I took over as my CPN’s Team Chief toward the end of our deployment, as our original Team Chief took leave late and it didn’t make sense to push him back out to our site with only a couple months remaining. Unfortunately, I fell in on a mess. Our Theater Property and Organizational Equipment was spread out to our customers and, aside from a hand receipts, I had little idea what was where.

So, with 20/20 hindsight, I am writing a series of best practices called The Signal Team Chief’s Toolkit. Hopefully, this will be of use to my fellow Army Signal soldiers who are either new to the Team Chief position or are looking for a better way to do things.

Dealing With Equipment

First, it goes without saying that everything not in your shop should be either hand receipted if in use or locked securely in your ISU-90/quad-con. This should be done without exception. Even if you trust the person using your equipment implicitly, a hand receipt will not only cover your ass in the event that something goes wrong, but will aid in the accountability of your equipment during inventories. Remember, do a hand receipt every time.

Get the DA 2062 form in PureEdge or PDF format.

Second, create a tracker of all your equipment, where it is, and to whom it is hand-receipted. You should actually do this before your team validates in country. Once your team begins installing remote switches and loaning (and hand-receipting!) equipment to your customers, the tracker should be modified to identify the location of the equipment and who signed for it. It should look something like this:

Cisco IP Phone 7941 FCH1338AWKM Task Force LT Black
Cisco IP Phone 7941 FHK1330A06C Task Force LT Black
Cisco IP Phone 7941 FCH1338AVQC Post Office SSG Blue
Cisco IP Phone 7965 FCH141187RD KAF SSG White
Dell Laptop 6400 1CXS0L1 Task Force LT Black

Keeping this up-to-date will save major headaches during cyclic inventories and especially during your RIP.

I’ve gone ahead and created a Excel worksheet that includes the proper headings and filters to get you started.

Next, as each device (phone, computer, or printer) is added to the network, you should create a document identifying the device and its pertinent information, like IP address configuration, location, and whether or not it was added to active directory. These should go into a binder where they can be easily referenced. When a device is removed from the network for one reason or another, write ‘REMOVED’ in marker across the page, but keep it around for reference purposes, possibly in a different section of your binder.

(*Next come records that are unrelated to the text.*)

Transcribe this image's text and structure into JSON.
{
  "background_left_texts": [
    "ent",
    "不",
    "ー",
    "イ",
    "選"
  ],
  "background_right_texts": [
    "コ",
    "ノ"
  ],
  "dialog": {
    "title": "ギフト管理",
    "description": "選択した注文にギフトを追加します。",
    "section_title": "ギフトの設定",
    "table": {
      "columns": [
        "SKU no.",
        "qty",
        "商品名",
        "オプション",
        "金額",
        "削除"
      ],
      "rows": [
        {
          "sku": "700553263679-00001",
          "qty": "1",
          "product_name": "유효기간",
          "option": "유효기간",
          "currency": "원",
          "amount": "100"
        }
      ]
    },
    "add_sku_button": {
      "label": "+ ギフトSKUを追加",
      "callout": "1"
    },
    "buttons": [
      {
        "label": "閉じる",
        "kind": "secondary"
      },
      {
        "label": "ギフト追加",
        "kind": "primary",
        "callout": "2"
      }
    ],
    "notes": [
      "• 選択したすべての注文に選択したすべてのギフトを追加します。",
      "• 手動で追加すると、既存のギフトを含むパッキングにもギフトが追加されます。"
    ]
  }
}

My device information sheets are available in Word and PDF formats.

Finally, create and maintain a tracker for your statically-assigned IP addresses. Printed copies of this tracker is very useful to the IMOs who are actually assigning the IPs to the end-users’ computers.

My tracker is available in Excel format.

If you have any suggestions or tips of your own, please leave a comment or email me at

EDIT: Links fixed. – 13 NOV 11